How to complete this task: Return each line of the records holding the string "JSON".

Supplied data:
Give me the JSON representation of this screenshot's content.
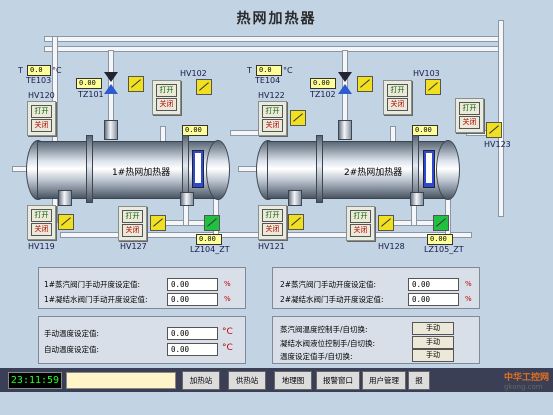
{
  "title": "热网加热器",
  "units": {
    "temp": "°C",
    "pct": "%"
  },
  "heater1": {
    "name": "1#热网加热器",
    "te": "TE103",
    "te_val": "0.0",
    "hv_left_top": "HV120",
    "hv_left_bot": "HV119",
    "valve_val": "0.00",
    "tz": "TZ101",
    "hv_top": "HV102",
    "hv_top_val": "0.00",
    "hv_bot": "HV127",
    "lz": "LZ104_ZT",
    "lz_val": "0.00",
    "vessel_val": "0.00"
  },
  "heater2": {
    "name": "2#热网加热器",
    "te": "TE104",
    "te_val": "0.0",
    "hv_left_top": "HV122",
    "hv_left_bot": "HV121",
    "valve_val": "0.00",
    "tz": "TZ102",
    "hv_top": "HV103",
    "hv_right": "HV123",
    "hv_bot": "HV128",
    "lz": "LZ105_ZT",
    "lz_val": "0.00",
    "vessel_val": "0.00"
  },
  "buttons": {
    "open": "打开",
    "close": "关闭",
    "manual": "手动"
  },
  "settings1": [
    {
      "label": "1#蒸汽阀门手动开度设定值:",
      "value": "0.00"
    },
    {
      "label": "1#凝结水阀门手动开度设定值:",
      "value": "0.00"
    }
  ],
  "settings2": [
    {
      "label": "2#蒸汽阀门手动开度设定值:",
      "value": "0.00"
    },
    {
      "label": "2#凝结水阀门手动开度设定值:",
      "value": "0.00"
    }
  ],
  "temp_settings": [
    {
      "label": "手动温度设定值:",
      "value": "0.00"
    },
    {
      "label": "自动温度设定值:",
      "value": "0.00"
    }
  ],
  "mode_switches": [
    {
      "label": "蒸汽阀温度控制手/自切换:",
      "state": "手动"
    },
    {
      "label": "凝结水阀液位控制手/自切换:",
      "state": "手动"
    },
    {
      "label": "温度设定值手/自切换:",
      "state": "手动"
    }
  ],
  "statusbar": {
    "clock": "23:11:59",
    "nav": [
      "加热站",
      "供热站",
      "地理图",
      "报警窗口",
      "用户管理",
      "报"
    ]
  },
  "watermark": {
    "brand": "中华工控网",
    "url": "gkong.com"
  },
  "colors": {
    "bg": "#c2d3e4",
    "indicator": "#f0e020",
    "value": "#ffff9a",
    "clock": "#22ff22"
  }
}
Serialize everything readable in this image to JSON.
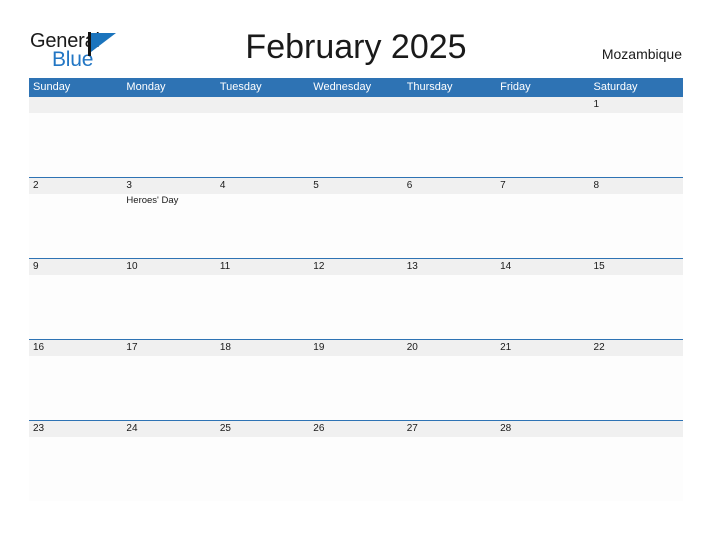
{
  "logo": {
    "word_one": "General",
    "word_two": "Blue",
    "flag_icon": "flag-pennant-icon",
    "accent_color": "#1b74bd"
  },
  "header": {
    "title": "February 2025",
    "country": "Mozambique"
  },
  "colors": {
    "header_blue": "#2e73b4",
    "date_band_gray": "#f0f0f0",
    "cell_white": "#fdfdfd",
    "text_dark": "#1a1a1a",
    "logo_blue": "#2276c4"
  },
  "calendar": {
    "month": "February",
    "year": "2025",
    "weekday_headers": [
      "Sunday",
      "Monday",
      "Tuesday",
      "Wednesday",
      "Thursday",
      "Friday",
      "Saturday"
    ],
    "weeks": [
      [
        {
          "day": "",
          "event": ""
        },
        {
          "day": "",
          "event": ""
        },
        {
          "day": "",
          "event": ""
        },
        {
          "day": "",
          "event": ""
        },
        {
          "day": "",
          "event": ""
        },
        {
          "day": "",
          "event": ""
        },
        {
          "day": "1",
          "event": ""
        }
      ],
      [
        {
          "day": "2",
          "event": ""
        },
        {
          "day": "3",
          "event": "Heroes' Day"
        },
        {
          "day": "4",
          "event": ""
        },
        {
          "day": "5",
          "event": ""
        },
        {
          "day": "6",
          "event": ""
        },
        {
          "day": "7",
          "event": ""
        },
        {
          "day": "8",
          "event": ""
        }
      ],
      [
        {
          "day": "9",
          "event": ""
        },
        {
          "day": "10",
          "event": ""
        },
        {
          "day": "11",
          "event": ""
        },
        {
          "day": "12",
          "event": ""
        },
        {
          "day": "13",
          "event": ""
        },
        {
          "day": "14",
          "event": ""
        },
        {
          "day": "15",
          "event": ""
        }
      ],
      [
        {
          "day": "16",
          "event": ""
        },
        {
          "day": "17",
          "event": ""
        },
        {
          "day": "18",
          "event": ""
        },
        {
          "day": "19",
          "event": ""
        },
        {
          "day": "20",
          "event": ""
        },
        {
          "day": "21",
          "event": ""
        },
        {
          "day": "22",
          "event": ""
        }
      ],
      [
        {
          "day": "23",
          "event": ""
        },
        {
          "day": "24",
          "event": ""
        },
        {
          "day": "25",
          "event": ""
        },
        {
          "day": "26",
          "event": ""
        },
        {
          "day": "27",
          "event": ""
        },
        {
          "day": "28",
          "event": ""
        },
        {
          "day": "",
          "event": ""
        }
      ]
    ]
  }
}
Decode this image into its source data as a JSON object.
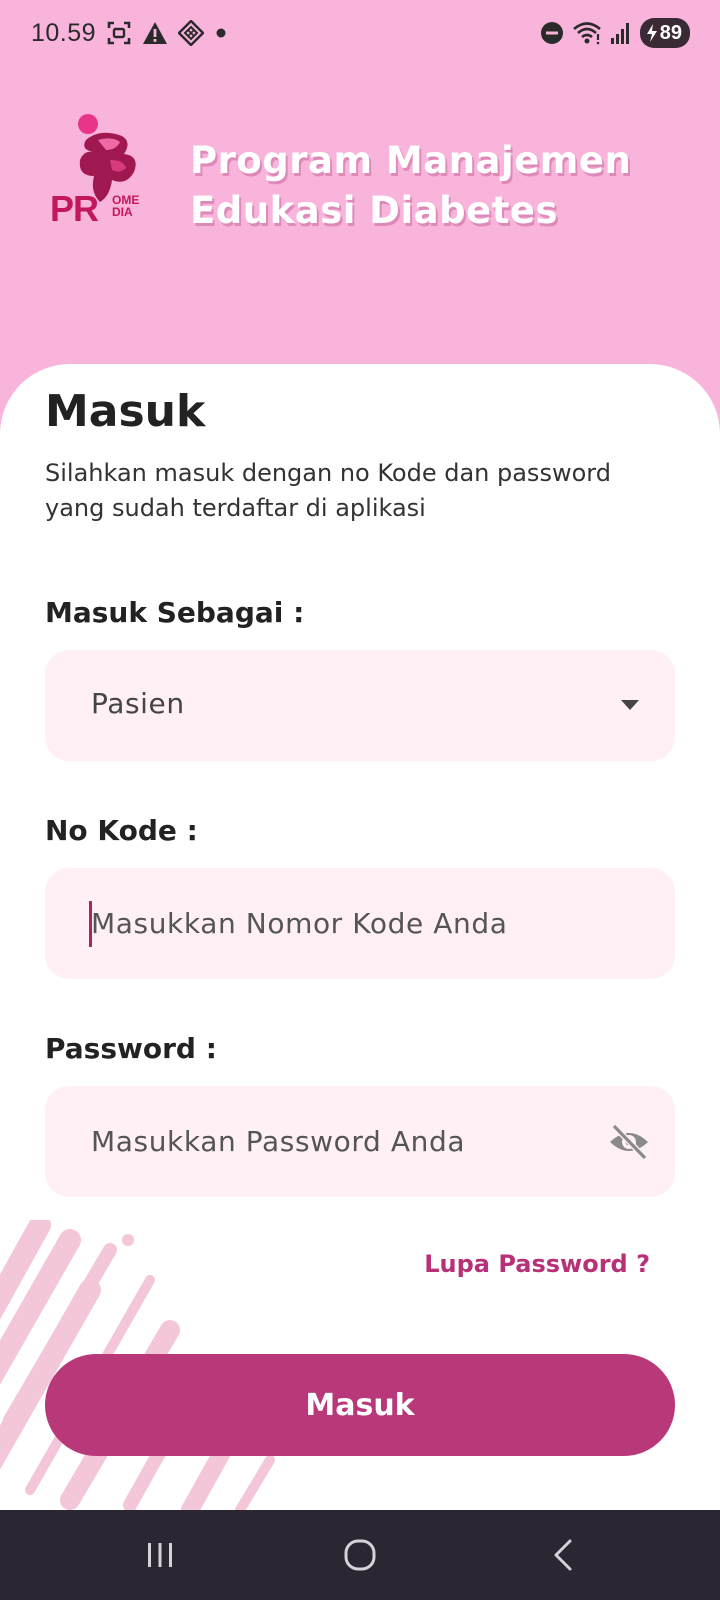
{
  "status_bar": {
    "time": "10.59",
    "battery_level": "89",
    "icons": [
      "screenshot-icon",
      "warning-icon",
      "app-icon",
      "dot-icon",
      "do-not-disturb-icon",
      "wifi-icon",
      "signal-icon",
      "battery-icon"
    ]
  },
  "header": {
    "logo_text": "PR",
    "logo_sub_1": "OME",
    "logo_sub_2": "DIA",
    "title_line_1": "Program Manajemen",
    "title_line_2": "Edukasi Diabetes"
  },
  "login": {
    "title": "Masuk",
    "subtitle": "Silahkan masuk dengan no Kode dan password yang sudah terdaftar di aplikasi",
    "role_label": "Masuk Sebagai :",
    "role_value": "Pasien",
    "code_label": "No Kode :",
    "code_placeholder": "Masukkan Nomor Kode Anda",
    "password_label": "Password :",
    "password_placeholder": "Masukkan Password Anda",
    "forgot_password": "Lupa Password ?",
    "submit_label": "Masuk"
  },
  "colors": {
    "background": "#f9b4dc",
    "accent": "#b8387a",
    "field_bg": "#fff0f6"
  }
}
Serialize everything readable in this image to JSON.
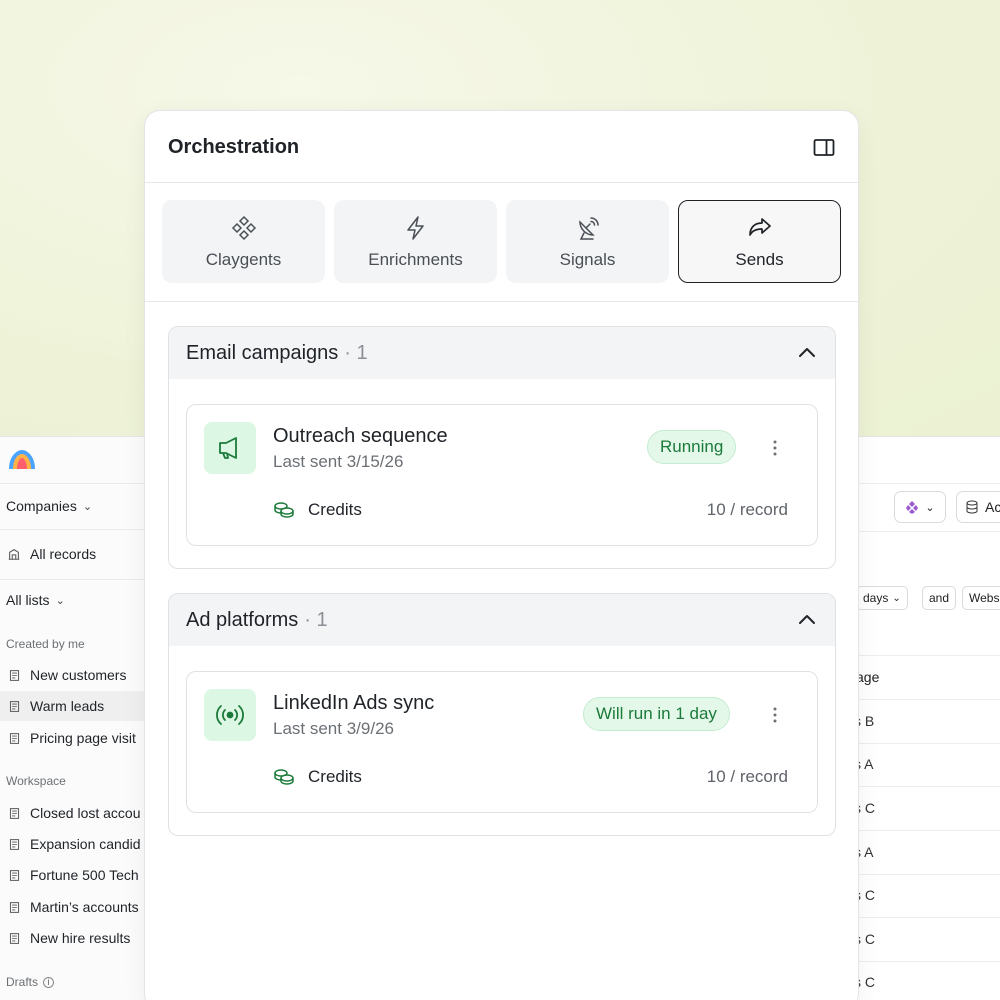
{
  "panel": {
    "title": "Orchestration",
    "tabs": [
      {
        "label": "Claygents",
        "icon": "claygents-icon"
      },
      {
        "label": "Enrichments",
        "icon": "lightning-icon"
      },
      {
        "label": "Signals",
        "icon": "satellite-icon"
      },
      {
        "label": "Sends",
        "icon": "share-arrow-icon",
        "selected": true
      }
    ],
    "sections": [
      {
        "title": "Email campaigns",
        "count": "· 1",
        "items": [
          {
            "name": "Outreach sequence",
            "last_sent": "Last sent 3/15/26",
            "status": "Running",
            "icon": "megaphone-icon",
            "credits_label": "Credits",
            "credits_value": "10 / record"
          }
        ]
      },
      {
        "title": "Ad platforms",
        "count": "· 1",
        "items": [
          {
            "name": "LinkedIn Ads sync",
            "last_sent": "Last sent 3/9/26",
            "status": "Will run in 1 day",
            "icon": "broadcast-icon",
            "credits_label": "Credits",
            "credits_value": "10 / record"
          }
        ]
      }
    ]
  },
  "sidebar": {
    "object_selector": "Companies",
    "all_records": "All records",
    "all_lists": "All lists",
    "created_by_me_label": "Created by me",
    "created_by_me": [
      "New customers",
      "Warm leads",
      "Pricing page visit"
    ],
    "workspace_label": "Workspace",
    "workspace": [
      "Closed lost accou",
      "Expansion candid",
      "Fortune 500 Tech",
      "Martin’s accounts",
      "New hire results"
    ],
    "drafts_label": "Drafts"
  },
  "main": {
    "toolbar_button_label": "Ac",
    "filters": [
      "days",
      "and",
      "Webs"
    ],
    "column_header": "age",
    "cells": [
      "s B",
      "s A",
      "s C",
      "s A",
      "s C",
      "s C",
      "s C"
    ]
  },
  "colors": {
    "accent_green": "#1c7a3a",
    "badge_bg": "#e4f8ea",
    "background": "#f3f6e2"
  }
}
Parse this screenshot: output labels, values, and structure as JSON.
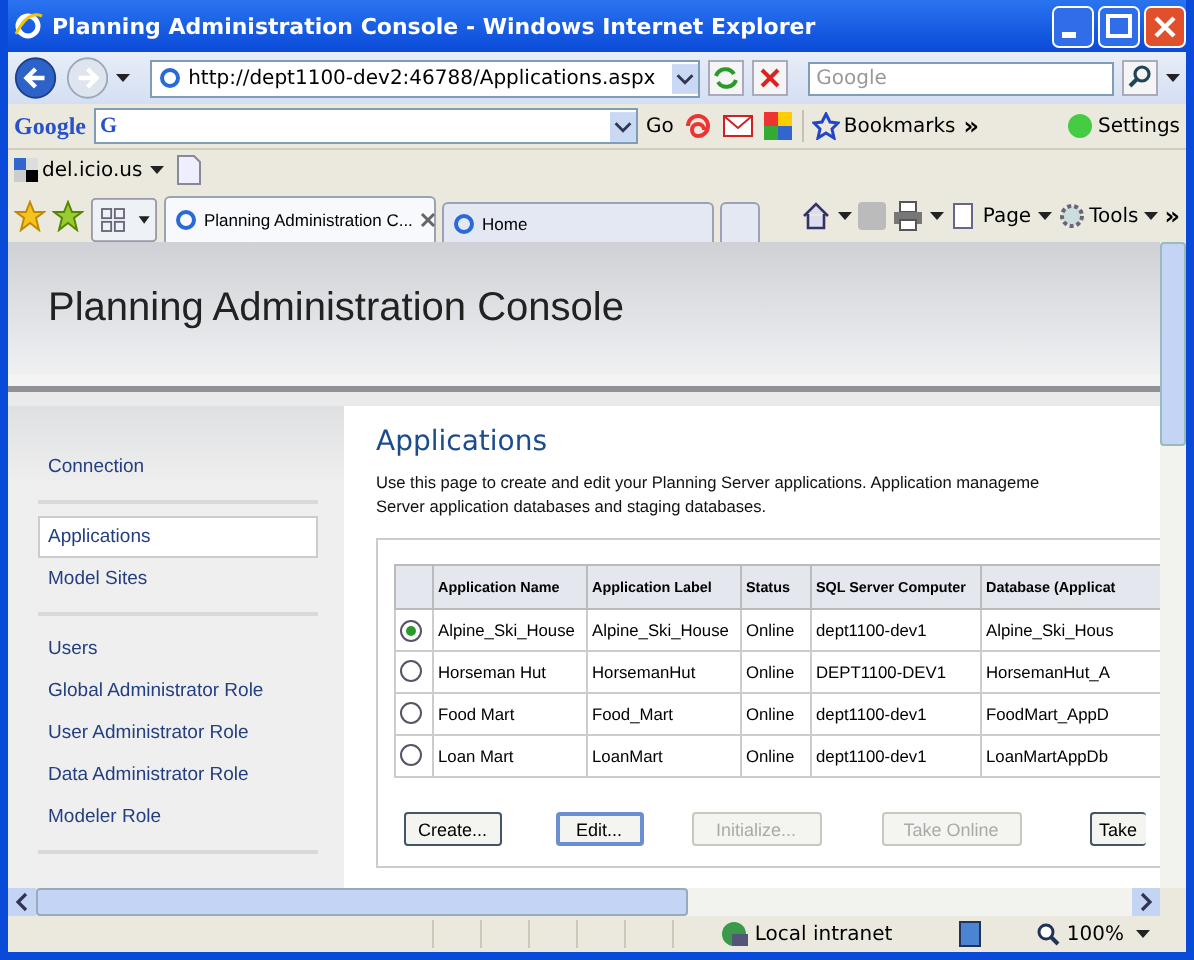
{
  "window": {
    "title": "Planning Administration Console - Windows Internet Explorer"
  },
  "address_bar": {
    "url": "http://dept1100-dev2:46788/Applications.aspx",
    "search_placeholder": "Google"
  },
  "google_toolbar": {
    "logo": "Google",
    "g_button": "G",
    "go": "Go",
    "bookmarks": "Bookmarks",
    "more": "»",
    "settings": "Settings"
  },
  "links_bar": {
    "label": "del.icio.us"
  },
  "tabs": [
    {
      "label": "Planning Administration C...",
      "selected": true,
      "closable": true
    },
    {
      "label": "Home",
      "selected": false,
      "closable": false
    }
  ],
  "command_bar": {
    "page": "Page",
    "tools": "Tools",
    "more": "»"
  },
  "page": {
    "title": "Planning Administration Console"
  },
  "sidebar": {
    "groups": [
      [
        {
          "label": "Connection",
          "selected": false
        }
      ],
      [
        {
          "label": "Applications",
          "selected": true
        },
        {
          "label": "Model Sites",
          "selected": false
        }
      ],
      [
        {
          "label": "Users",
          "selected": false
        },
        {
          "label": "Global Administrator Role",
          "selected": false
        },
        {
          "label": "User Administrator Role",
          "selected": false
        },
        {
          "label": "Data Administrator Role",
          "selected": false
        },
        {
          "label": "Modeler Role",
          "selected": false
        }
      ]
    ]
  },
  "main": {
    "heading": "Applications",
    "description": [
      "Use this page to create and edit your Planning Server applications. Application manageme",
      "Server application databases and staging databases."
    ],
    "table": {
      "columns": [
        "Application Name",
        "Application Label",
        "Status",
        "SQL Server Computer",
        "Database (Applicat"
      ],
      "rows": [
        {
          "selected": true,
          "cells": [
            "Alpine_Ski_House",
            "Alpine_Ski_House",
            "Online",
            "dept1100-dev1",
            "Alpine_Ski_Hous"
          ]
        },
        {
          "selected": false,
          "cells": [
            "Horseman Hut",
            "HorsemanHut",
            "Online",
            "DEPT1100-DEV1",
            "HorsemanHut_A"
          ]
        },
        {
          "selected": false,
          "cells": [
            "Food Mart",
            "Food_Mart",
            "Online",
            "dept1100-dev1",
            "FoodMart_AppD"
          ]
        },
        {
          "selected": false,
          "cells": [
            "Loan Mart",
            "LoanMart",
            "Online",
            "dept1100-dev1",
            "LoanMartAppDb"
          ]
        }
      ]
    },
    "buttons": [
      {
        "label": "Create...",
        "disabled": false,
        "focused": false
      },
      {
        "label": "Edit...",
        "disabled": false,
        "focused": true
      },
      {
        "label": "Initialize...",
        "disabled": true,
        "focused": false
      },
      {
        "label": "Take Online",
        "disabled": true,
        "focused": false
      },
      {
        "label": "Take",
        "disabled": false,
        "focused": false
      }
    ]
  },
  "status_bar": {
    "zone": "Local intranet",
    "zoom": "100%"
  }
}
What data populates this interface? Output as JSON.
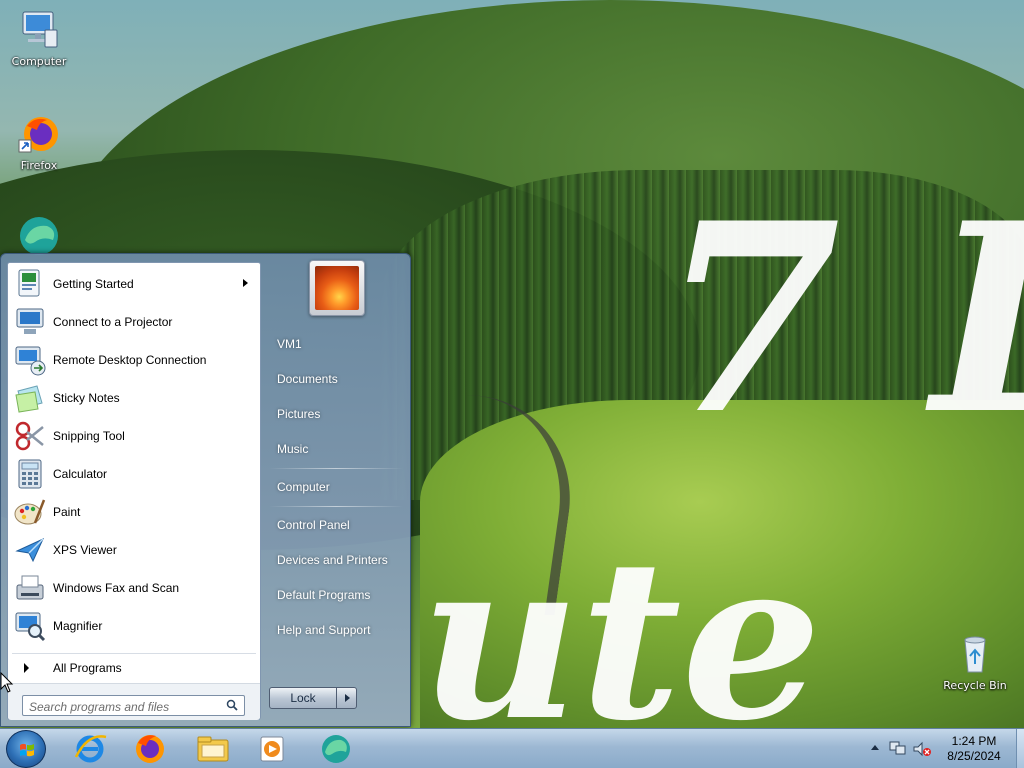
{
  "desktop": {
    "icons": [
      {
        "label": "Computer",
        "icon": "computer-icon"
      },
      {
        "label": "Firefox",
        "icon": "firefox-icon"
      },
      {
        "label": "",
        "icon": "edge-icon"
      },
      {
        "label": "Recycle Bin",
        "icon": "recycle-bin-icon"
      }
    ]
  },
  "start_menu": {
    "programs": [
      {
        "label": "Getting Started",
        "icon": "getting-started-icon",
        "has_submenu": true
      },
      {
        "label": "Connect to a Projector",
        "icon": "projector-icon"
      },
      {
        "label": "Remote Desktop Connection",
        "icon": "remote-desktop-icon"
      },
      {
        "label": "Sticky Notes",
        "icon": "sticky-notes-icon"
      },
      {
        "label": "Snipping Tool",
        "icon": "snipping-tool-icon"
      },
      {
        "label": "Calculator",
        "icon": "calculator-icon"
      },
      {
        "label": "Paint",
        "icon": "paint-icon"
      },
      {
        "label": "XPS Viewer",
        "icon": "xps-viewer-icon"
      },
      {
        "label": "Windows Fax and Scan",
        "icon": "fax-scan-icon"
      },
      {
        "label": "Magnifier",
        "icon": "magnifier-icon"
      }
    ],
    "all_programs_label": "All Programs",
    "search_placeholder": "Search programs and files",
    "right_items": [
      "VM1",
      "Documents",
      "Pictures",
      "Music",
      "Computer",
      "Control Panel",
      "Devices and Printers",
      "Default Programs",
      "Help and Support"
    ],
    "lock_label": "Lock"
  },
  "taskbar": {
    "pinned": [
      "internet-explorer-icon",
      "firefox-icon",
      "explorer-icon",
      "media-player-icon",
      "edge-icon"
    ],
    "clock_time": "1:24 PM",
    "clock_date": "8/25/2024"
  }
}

Written reply:
Give me the JSON representation of this screenshot's content.
Serialize everything readable in this image to JSON.
Decode this image into its source data as a JSON object.
Serialize everything readable in this image to JSON.
Parse this screenshot: output labels, values, and structure as JSON.
What data populates this interface? Output as JSON.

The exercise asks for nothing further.